## WHAT IS EXPECTED
Make an exact copy of the data below, leaving out every picture.

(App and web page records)
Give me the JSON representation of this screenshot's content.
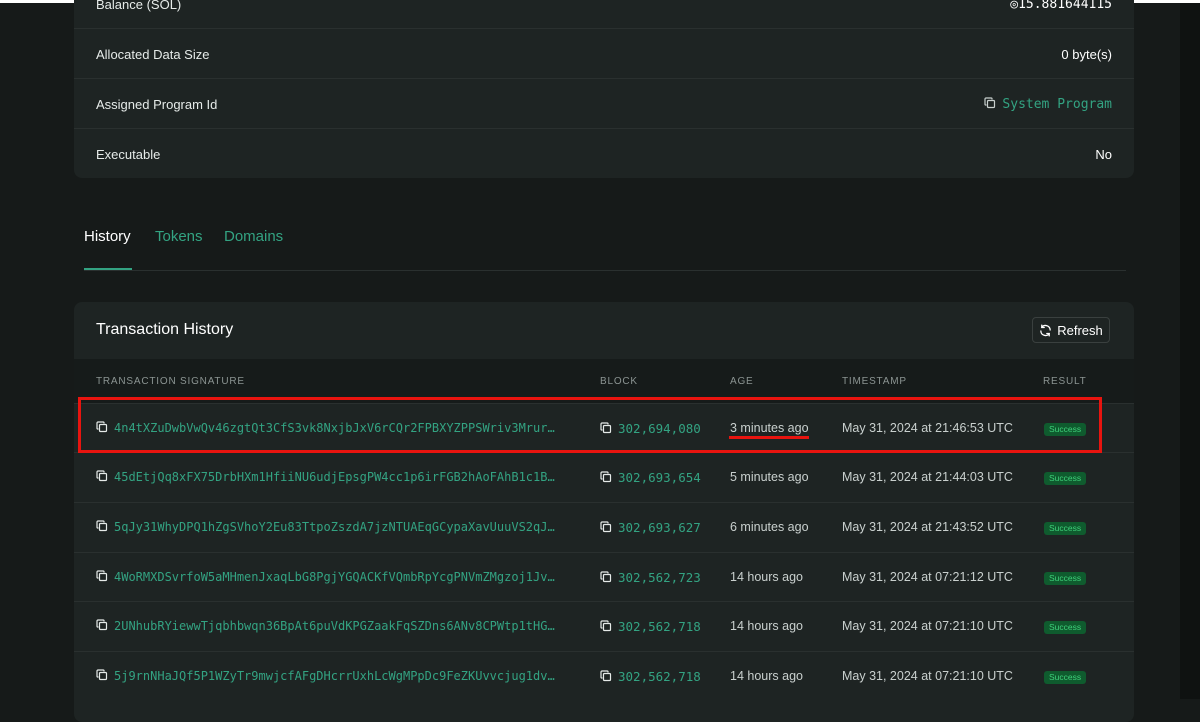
{
  "details": {
    "rows": [
      {
        "label": "Balance (SOL)",
        "value": "◎15.881644115"
      },
      {
        "label": "Allocated Data Size",
        "value": "0 byte(s)"
      },
      {
        "label": "Assigned Program Id",
        "value": "System Program"
      },
      {
        "label": "Executable",
        "value": "No"
      }
    ]
  },
  "tabs": [
    "History",
    "Tokens",
    "Domains"
  ],
  "history": {
    "title": "Transaction History",
    "refresh_label": "Refresh",
    "columns": [
      "TRANSACTION SIGNATURE",
      "BLOCK",
      "AGE",
      "TIMESTAMP",
      "RESULT"
    ],
    "rows": [
      {
        "signature": "4n4tXZuDwbVwQv46zgtQt3CfS3vk8NxjbJxV6rCQr2FPBXYZPPSWriv3Mrur…",
        "block": "302,694,080",
        "age": "3 minutes ago",
        "timestamp": "May 31, 2024 at 21:46:53 UTC",
        "result": "Success"
      },
      {
        "signature": "45dEtjQq8xFX75DrbHXm1HfiiNU6udjEpsgPW4cc1p6irFGB2hAoFAhB1c1B…",
        "block": "302,693,654",
        "age": "5 minutes ago",
        "timestamp": "May 31, 2024 at 21:44:03 UTC",
        "result": "Success"
      },
      {
        "signature": "5qJy31WhyDPQ1hZgSVhoY2Eu83TtpoZszdA7jzNTUAEqGCypaXavUuuVS2qJ…",
        "block": "302,693,627",
        "age": "6 minutes ago",
        "timestamp": "May 31, 2024 at 21:43:52 UTC",
        "result": "Success"
      },
      {
        "signature": "4WoRMXDSvrfoW5aMHmenJxaqLbG8PgjYGQACKfVQmbRpYcgPNVmZMgzoj1Jv…",
        "block": "302,562,723",
        "age": "14 hours ago",
        "timestamp": "May 31, 2024 at 07:21:12 UTC",
        "result": "Success"
      },
      {
        "signature": "2UNhubRYiewwTjqbhbwqn36BpAt6puVdKPGZaakFqSZDns6ANv8CPWtp1tHG…",
        "block": "302,562,718",
        "age": "14 hours ago",
        "timestamp": "May 31, 2024 at 07:21:10 UTC",
        "result": "Success"
      },
      {
        "signature": "5j9rnNHaJQf5P1WZyTr9mwjcfAFgDHcrrUxhLcWgMPpDc9FeZKUvvcjug1dv…",
        "block": "302,562,718",
        "age": "14 hours ago",
        "timestamp": "May 31, 2024 at 07:21:10 UTC",
        "result": "Success"
      }
    ]
  },
  "colors": {
    "accent": "#33a382",
    "highlight": "#e8140f",
    "success_bg": "#0f5b2e"
  }
}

## TASK ANSWER
Give me the JSON representation of this screenshot's content.
{
  "details": {
    "rows": [
      {
        "label": "Balance (SOL)",
        "value": "◎15.881644115"
      },
      {
        "label": "Allocated Data Size",
        "value": "0 byte(s)"
      },
      {
        "label": "Assigned Program Id",
        "value": "System Program"
      },
      {
        "label": "Executable",
        "value": "No"
      }
    ]
  },
  "tabs": [
    "History",
    "Tokens",
    "Domains"
  ],
  "history": {
    "title": "Transaction History",
    "refresh_label": "Refresh",
    "columns": [
      "TRANSACTION SIGNATURE",
      "BLOCK",
      "AGE",
      "TIMESTAMP",
      "RESULT"
    ],
    "rows": [
      {
        "signature": "4n4tXZuDwbVwQv46zgtQt3CfS3vk8NxjbJxV6rCQr2FPBXYZPPSWriv3Mrur…",
        "block": "302,694,080",
        "age": "3 minutes ago",
        "timestamp": "May 31, 2024 at 21:46:53 UTC",
        "result": "Success"
      },
      {
        "signature": "45dEtjQq8xFX75DrbHXm1HfiiNU6udjEpsgPW4cc1p6irFGB2hAoFAhB1c1B…",
        "block": "302,693,654",
        "age": "5 minutes ago",
        "timestamp": "May 31, 2024 at 21:44:03 UTC",
        "result": "Success"
      },
      {
        "signature": "5qJy31WhyDPQ1hZgSVhoY2Eu83TtpoZszdA7jzNTUAEqGCypaXavUuuVS2qJ…",
        "block": "302,693,627",
        "age": "6 minutes ago",
        "timestamp": "May 31, 2024 at 21:43:52 UTC",
        "result": "Success"
      },
      {
        "signature": "4WoRMXDSvrfoW5aMHmenJxaqLbG8PgjYGQACKfVQmbRpYcgPNVmZMgzoj1Jv…",
        "block": "302,562,723",
        "age": "14 hours ago",
        "timestamp": "May 31, 2024 at 07:21:12 UTC",
        "result": "Success"
      },
      {
        "signature": "2UNhubRYiewwTjqbhbwqn36BpAt6puVdKPGZaakFqSZDns6ANv8CPWtp1tHG…",
        "block": "302,562,718",
        "age": "14 hours ago",
        "timestamp": "May 31, 2024 at 07:21:10 UTC",
        "result": "Success"
      },
      {
        "signature": "5j9rnNHaJQf5P1WZyTr9mwjcfAFgDHcrrUxhLcWgMPpDc9FeZKUvvcjug1dv…",
        "block": "302,562,718",
        "age": "14 hours ago",
        "timestamp": "May 31, 2024 at 07:21:10 UTC",
        "result": "Success"
      }
    ]
  },
  "colors": {
    "accent": "#33a382",
    "highlight": "#e8140f",
    "success_bg": "#0f5b2e"
  }
}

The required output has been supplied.